**Directions for this task**
Supply the number of lines in the data below that hold "content", and let that number be the whole answer.

Website and app data records
- Opening Delimiter -
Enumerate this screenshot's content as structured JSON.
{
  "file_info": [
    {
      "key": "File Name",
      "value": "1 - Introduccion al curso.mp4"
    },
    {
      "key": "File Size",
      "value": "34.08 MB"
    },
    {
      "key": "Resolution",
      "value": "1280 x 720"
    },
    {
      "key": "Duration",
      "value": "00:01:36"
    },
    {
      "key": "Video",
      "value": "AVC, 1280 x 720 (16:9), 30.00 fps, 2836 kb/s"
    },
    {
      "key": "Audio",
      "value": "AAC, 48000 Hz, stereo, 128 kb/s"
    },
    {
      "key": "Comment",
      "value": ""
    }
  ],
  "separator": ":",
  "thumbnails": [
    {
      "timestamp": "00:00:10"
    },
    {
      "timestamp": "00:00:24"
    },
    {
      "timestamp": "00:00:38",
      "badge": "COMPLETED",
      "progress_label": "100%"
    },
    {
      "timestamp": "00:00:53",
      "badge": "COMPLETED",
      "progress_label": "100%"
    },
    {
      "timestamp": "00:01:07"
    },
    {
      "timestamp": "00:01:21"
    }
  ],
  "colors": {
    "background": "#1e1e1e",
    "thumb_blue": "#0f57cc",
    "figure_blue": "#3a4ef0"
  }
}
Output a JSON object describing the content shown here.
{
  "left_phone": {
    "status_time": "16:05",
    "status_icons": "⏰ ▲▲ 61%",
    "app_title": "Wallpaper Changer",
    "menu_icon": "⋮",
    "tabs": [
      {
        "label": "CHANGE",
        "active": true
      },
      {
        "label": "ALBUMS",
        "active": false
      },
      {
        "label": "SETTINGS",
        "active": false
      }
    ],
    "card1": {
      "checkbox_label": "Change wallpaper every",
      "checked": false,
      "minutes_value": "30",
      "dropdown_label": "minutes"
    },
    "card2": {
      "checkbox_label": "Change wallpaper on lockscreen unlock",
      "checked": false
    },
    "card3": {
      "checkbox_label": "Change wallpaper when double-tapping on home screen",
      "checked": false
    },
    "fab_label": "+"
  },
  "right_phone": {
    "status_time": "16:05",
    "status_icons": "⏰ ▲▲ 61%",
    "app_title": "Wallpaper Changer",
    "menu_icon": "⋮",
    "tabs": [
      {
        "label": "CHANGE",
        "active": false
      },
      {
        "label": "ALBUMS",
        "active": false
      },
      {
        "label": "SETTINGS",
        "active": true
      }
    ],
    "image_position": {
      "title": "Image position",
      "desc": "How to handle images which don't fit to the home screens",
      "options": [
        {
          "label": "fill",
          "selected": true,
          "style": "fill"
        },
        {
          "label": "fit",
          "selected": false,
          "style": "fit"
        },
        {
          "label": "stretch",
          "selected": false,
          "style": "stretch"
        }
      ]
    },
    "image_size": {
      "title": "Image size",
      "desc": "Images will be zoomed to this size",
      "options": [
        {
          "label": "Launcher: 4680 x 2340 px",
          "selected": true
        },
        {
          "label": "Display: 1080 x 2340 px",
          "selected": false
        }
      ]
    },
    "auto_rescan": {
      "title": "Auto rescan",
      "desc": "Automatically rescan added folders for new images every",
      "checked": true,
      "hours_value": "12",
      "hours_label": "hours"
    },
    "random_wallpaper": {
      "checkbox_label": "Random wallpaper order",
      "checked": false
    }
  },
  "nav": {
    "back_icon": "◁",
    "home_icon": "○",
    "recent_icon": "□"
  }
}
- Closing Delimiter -
**Solution to the exercise**
2